Stored data

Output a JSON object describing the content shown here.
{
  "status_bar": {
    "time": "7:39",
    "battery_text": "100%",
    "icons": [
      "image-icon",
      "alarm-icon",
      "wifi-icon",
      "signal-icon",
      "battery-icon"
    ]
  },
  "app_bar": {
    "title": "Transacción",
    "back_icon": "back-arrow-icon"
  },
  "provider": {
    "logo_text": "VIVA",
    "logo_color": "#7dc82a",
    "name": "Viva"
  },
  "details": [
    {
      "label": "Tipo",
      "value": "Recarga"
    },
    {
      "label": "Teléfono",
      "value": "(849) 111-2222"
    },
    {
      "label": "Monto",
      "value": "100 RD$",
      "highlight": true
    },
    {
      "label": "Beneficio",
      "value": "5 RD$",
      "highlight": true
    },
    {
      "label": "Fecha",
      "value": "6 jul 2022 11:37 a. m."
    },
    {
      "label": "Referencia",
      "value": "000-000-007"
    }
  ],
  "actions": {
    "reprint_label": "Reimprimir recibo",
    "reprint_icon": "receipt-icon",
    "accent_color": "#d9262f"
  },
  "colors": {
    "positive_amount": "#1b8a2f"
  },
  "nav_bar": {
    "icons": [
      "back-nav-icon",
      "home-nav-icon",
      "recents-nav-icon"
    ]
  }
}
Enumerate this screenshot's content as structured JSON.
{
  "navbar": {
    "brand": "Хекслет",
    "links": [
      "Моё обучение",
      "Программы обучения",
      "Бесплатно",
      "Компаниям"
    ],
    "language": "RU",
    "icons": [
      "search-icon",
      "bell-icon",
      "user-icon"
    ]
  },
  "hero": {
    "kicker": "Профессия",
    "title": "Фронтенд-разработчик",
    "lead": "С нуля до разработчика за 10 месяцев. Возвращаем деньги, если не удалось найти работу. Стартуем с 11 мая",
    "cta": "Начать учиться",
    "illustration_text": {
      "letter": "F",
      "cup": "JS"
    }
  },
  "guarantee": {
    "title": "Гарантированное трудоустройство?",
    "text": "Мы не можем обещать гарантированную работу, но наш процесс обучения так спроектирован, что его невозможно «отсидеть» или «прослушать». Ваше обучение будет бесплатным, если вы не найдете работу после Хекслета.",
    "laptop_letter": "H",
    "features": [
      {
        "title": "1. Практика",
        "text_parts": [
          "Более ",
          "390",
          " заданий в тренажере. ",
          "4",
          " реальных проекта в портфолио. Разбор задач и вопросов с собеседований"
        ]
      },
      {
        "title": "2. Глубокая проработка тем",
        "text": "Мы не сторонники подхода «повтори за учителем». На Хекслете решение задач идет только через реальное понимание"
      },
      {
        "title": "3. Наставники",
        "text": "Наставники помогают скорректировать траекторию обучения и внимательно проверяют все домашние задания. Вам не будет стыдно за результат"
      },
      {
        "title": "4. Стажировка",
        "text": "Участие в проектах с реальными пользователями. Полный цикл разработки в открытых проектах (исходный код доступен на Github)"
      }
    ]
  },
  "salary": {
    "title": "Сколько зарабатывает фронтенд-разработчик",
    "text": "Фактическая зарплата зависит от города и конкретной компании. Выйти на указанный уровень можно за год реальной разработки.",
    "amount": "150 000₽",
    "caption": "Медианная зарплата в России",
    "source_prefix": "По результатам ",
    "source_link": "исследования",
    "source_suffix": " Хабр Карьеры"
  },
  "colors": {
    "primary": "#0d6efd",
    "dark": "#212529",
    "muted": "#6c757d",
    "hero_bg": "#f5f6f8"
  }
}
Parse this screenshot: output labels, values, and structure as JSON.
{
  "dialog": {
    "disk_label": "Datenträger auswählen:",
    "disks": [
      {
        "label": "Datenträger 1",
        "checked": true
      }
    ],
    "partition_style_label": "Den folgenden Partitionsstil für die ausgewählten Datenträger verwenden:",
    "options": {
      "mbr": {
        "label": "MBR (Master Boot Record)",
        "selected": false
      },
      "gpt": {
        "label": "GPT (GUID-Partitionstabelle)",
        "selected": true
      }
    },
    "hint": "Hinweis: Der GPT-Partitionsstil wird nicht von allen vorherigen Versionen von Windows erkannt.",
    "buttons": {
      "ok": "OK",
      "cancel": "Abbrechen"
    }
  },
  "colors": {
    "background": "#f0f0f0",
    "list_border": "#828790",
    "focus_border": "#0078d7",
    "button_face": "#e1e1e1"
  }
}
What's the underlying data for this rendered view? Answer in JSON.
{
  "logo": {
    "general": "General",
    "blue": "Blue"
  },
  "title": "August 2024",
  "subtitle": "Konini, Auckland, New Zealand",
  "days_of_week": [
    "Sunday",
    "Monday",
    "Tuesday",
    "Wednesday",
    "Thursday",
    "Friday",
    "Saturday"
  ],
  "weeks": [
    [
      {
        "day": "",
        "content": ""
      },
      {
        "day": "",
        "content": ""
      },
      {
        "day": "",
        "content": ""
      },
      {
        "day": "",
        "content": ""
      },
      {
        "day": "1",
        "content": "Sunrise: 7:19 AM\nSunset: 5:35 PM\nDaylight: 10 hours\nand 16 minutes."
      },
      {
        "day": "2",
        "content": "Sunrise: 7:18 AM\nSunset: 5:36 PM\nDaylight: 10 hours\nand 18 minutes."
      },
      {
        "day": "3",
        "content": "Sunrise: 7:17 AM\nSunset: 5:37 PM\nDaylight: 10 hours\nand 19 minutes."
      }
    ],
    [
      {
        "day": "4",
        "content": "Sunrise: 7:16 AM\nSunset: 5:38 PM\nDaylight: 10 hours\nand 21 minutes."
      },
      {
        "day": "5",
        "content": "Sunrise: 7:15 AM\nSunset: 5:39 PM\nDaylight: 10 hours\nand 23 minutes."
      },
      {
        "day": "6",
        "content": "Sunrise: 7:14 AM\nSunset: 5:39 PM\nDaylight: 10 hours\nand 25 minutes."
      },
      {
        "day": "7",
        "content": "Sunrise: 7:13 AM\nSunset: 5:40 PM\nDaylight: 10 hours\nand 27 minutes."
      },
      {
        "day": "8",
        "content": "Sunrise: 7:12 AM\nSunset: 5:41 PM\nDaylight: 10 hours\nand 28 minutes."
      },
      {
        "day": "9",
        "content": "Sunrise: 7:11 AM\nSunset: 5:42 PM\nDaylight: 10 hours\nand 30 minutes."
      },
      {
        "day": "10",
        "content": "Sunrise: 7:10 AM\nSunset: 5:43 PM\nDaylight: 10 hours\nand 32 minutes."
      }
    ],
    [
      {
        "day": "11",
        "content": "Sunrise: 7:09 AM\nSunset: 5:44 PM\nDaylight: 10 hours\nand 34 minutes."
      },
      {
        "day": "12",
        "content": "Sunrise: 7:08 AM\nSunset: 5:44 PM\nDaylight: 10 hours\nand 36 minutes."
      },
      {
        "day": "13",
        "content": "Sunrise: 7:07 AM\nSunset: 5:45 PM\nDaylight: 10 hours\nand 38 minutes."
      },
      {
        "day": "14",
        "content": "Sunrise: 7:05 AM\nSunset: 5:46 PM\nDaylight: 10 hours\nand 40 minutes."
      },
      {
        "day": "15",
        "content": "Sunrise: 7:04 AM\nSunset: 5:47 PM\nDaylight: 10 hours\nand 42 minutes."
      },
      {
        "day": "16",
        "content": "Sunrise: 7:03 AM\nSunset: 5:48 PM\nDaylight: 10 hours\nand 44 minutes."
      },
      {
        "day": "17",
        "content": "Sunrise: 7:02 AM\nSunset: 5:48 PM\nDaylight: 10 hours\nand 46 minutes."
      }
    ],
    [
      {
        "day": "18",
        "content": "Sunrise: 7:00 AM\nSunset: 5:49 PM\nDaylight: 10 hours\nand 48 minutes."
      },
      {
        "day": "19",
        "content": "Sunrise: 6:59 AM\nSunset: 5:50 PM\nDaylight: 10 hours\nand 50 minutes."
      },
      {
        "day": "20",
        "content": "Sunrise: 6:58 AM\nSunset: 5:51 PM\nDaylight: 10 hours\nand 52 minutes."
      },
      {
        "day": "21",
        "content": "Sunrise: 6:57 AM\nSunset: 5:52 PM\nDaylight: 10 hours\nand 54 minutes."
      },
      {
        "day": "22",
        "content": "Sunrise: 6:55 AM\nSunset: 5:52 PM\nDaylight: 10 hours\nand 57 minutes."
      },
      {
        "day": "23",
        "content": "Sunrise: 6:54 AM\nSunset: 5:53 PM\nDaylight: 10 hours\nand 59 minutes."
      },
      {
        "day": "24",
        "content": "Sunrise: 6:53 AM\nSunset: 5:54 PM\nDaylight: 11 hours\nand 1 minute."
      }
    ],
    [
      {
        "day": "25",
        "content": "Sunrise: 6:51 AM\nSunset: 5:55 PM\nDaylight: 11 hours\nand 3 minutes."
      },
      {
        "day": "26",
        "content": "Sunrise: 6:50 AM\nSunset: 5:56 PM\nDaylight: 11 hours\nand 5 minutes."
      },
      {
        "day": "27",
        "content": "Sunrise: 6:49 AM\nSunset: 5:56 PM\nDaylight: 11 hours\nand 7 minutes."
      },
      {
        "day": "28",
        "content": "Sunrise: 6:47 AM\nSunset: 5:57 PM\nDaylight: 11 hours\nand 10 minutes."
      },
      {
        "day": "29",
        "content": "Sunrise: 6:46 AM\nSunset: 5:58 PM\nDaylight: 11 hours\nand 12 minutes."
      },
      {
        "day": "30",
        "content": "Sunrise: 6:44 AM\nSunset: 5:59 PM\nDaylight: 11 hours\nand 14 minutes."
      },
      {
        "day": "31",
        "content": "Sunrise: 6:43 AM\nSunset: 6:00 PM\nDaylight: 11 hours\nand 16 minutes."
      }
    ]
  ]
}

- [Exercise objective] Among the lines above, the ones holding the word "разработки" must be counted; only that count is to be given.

- [Answer for the task] 2